"But as we got back from L.A., I just felt like my heart was in two places: where I'm from, and a place where I've been for a long time that helped become the man that I am today. My gut was just tearing apart, my heart was tearing apart trying to figure out what I wanted to do."
Tavares could have re-signed with the Islanders any time after last July 1. He took his decision all the way past the midnight deadline Saturday to become a free agent.
"I knew it was maybe a little bit of the uncomfortable thing to do, but I didn't want that to hold me back from taking a chance at a great opportunity," Tavares said. "I'm just going to try to put my best foot forward and do the best I can and obviously, hopefully we can do some special things."
Lou Lamoriello was hired by the Islanders as president of hockey operations on May 22 after three seasons as general manager of the Maple Leafs. Lamoriello took over as general manager of the Islanders on June 5 after he fired GM Garth Snow and coach Doug Weight and said then that the changes had nothing to do with Tavares. Barry Trotz, who coached the Washington Capitals to the Stanley Cup last season, was hired June 21.
Those moves weren't enough to convince Tavares to stay in New York, where he played all of last season with his long-term future uncertain and repeatedly said it was his intention to return.
"The New York Islanders would like to thank John Tavares for everything he has done for the franchise throughout the past nine seasons," Lamoriello said in a statement. "John has achieved great individual success on the ice, as well as devoting a tremendous amount of his time and energy to the community. We wish him and his family all the best."
Video: Rosen and Tanguay take a look at the Tavares decision
In the modern era of NHL free agency, which began in 1995, a No. 1 pick had never chosen to leave the team that drafted him to sign with another.

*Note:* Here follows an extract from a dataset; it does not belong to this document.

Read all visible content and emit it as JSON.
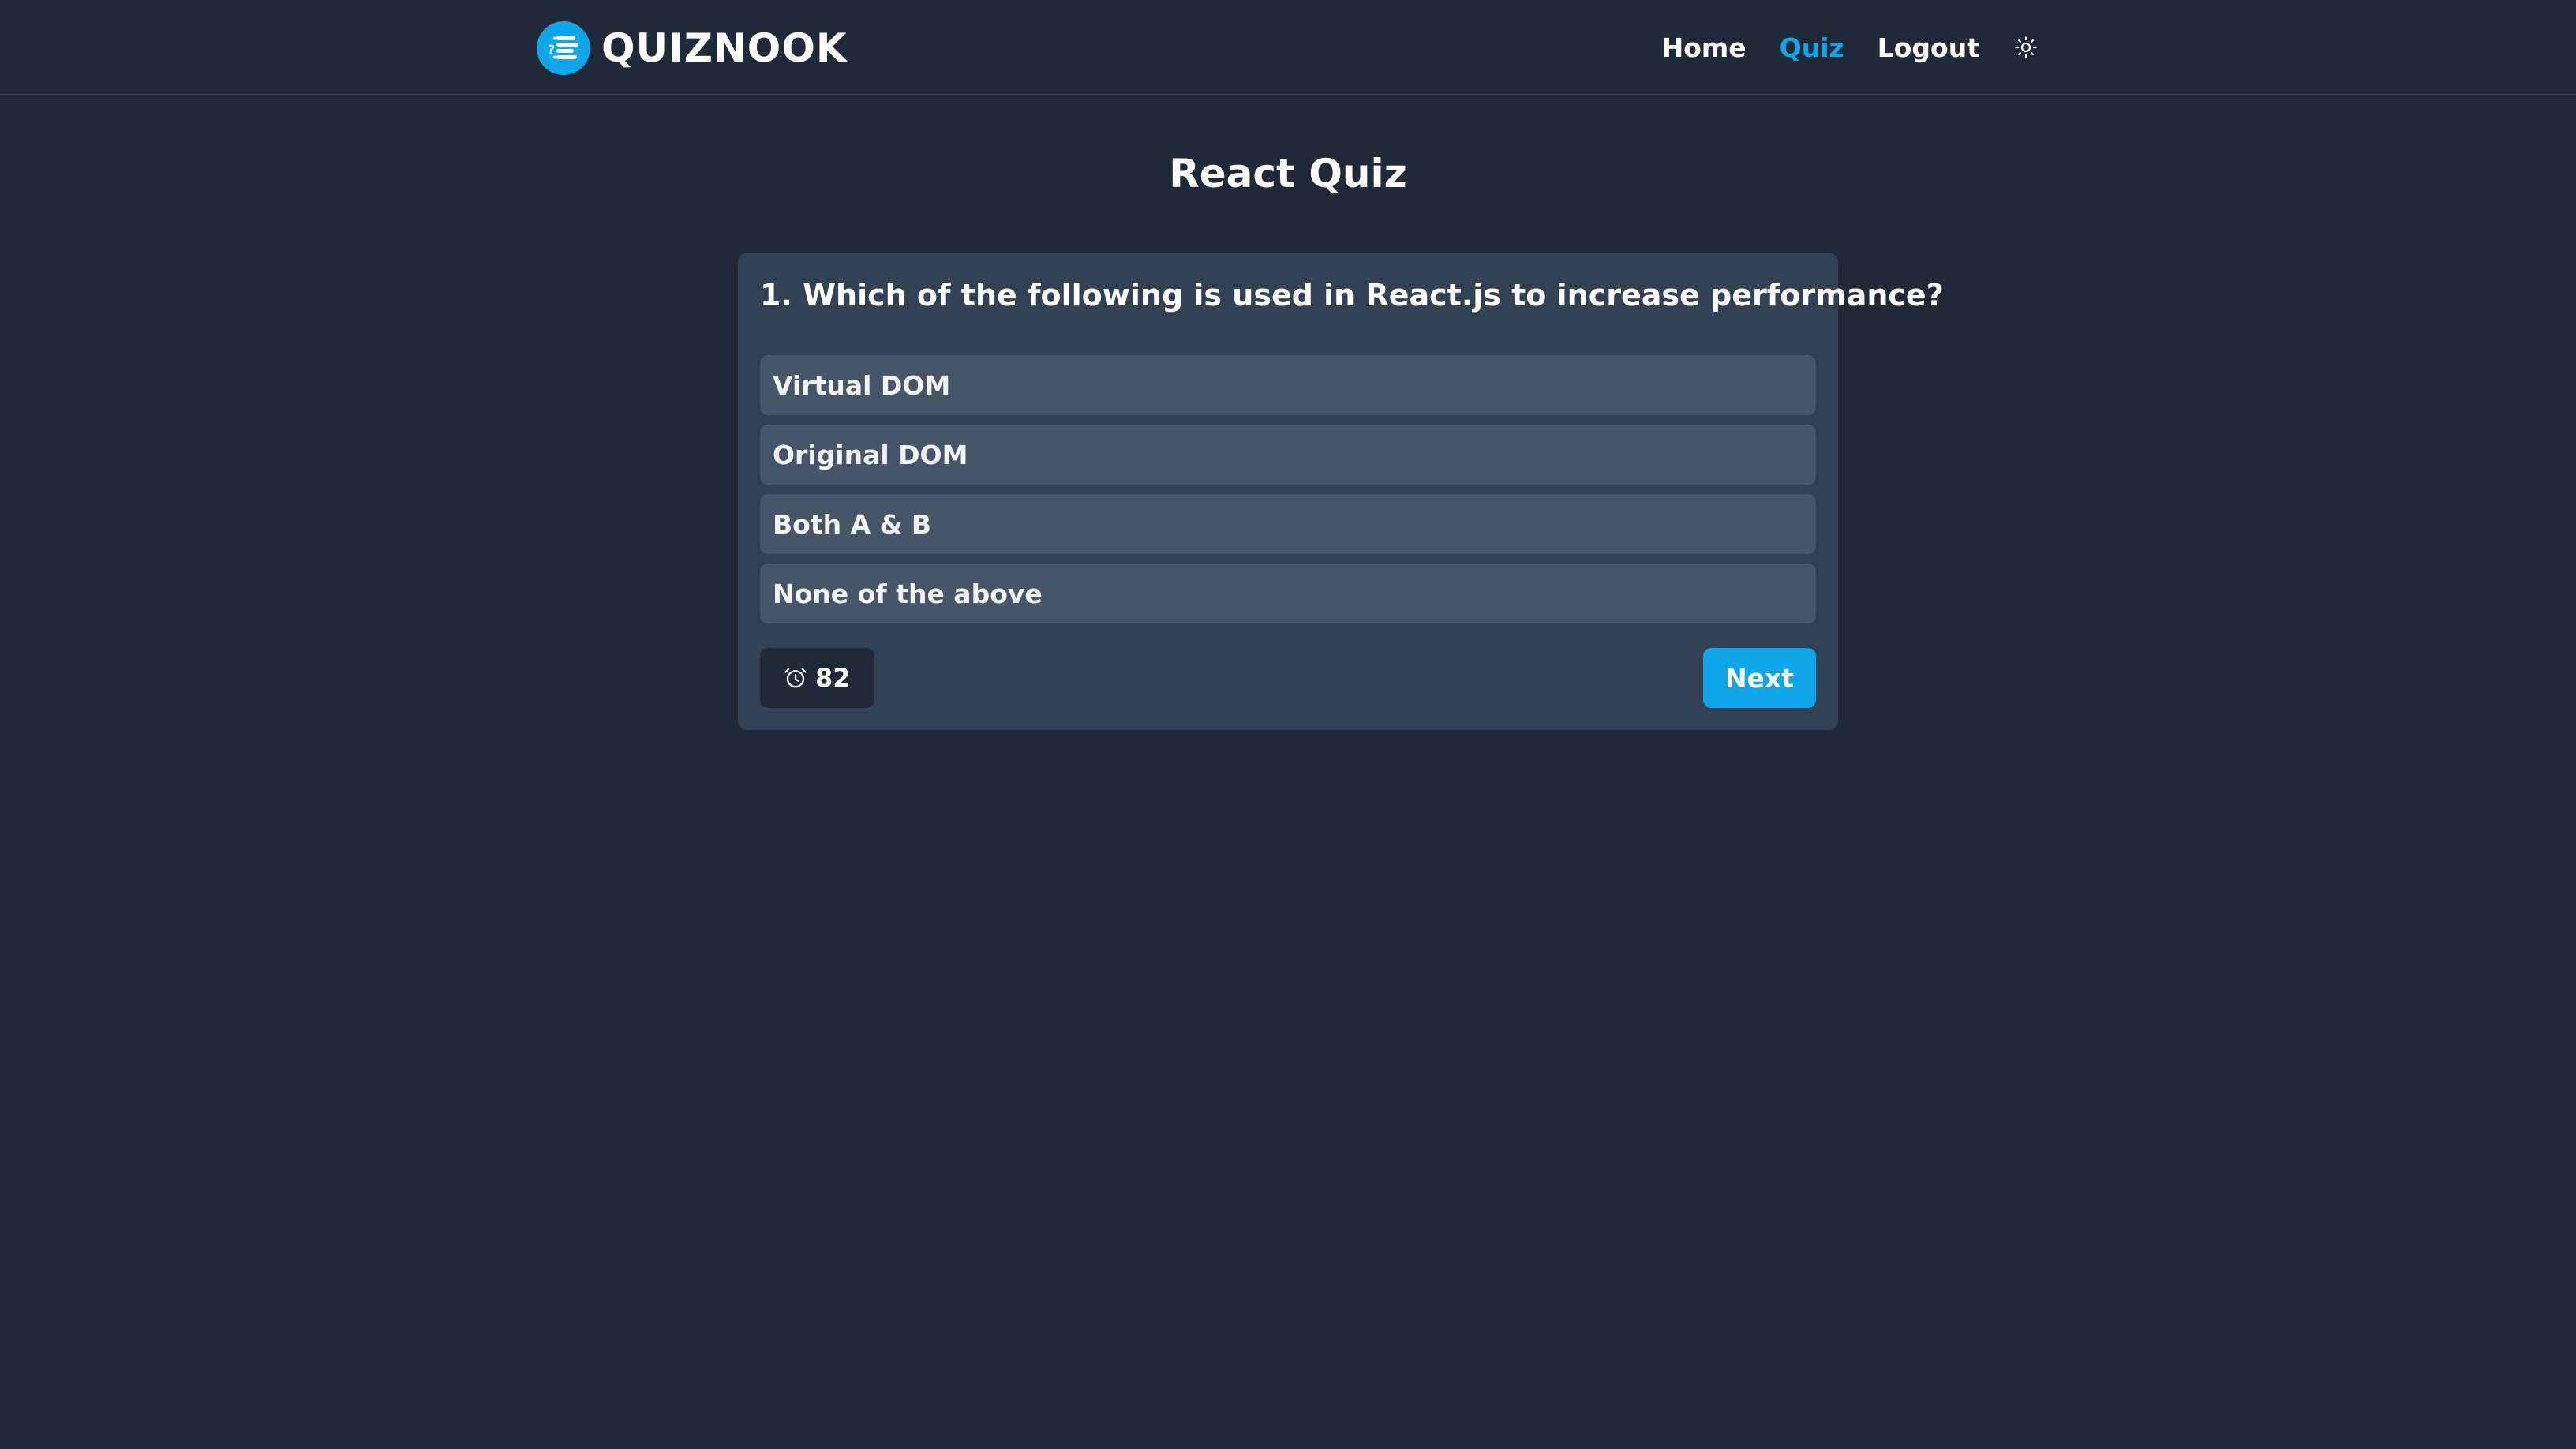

"[Saturday] was one heck of a day," Tavares said. "You can ask my fiancée just the amount of times I walked up and down the pool at my house, just trying to get a sense of what I wanted to do and the path I wanted to take. I just felt this opportunity was just so rare. The timing of where this organization is at, where the team's at, obviously the connection of being from here … I believe that this team has got such a great opportunity, and not just for the first few years of my contract. For me, what was important was all seven years, to really believe that there was a big window here to win and to be a part of something special, and to be from here, you start to get those emotions coming. It just felt right. From the meeting we had, to my feelings over the few days and then [Saturday], just really feeling right and it was what I wanted to do."
The Maple Leafs have qualified for the Stanley Cup Playoffs the past two seasons but have not won a series since 2004 or the Stanley Cup since 1967. They finished third in the Atlantic Division last season (49-26-7) and lost to the Bruins in the Eastern Conference First Round in seven games.
"Late last night it became apparent that this was the way John was leaning with his decision," Dubas said. "Then we had to work out a contract, obviously, very, very late last night into the morning and this morning."
Tavares had 84 points (37 goals, 47 assists) last season and his 621 points (272 goals, 349 assists) rank fifth in Islanders history and first among players who didn't play on New York's four consecutive Stanley Cup championship teams from 1980-83. He led the Islanders in scoring in seven of his nine NHL seasons and has finished no lower than second.
He has scored at least 24 goals in each season and has 22 points (11 goals, 11 assists) in 24 playoff games. He scored in the second overtime of a 2-1 win against the Florida Panthers in Game 6 of the Eastern Conference First Round in 2016 to give the Islanders their only playoff series win since 1993.